Each year accountants go through the same process of renewing their Professional Indemnity insurance, which covers areas giving clients taxation advice.
Volunteering advice beyond the terms of an engagement letter can land professionals in hot water after an accountant was found liable for giving negligent tax advice not requested by his client. The case was overturned on appeal but the lessons are still there to be understood and the facts of this case should not be ignored.
The case of Hossein Mehjoo v Harben Barker
This case has implications for all professionals. It illustrates the risk of assuming responsibility for giving advice which has not been requested and the obligation on professionals to identify the need for specialist advice that they are unable to provide.
Mr Mehjoo brought a claim for £1.4 million in unpaid tax, penalties and interest against his accountant Harben Barker after he unsuccessfully attempted to avoid paying £850,000 in Capital Gains Tax on the sale of his shares in a fashion business. He claimed that his accountant failed to direct him to an appropriate non-domiciled tax specialist who would have advised him on an appropriate tax avoidance scheme.
Harben Barker argued that it was not obliged to give Mr Mehjoo tax planning advice unless they were expressly asked to do so, nor were they obliged to advise Mr Mehjoo to obtain tax planning advice from a specialist.

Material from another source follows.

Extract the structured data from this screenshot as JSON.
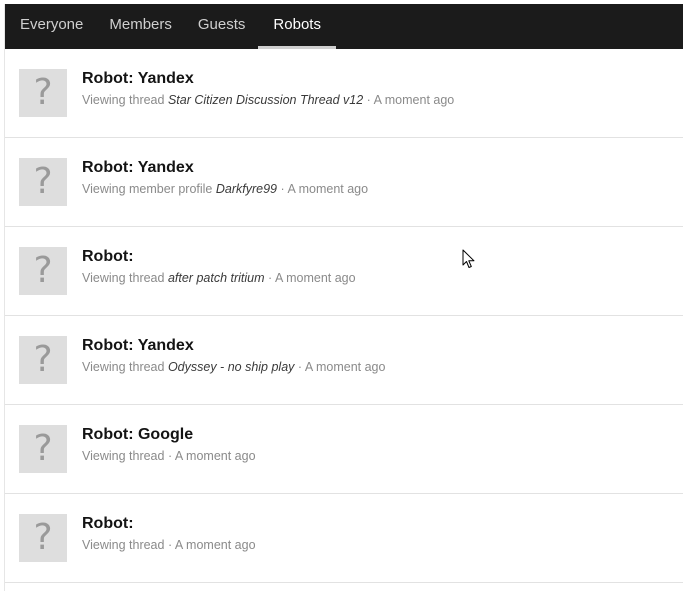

The court found in favour of Mr Mehjoo. It decided that there was a clear understanding between Mr Mehjoo and his accountant that it was required to consider Mr Mehjoo’s tax position even where the advice had not been specifically sought. The relationship between Mr Mehjoo and his accountant had developed over 20 years from originally completing annual returns to latterly advising on all aspects of Mr Mehjoo’s business and personal financial affairs. The judge decided this progression constituted a variation from the terms of a retainer letter dated 1999.
This case is a warning of the significance of conduct on the scope of a professional’s retainer and therefore how careful professionals have to be to avoid giving advice beyond the terms of their retainer. The key is to make sure that not only is there an express written agreement between the professional and client defining the extent of advice to be offered, but also that the firm operates ongoing protocols and audits to manage staff, projects and client accounts. Risk management needs to apply regularly throughout the process, and not just at the inception of a client relationship.
For a fixed price, our qualified and experienced partners will audit your tax advisory processes and advise on how to avoid getting into professional indemnity insurance claims by giving advice that you may not be insured to give or not giving advice that you may an obligation to give.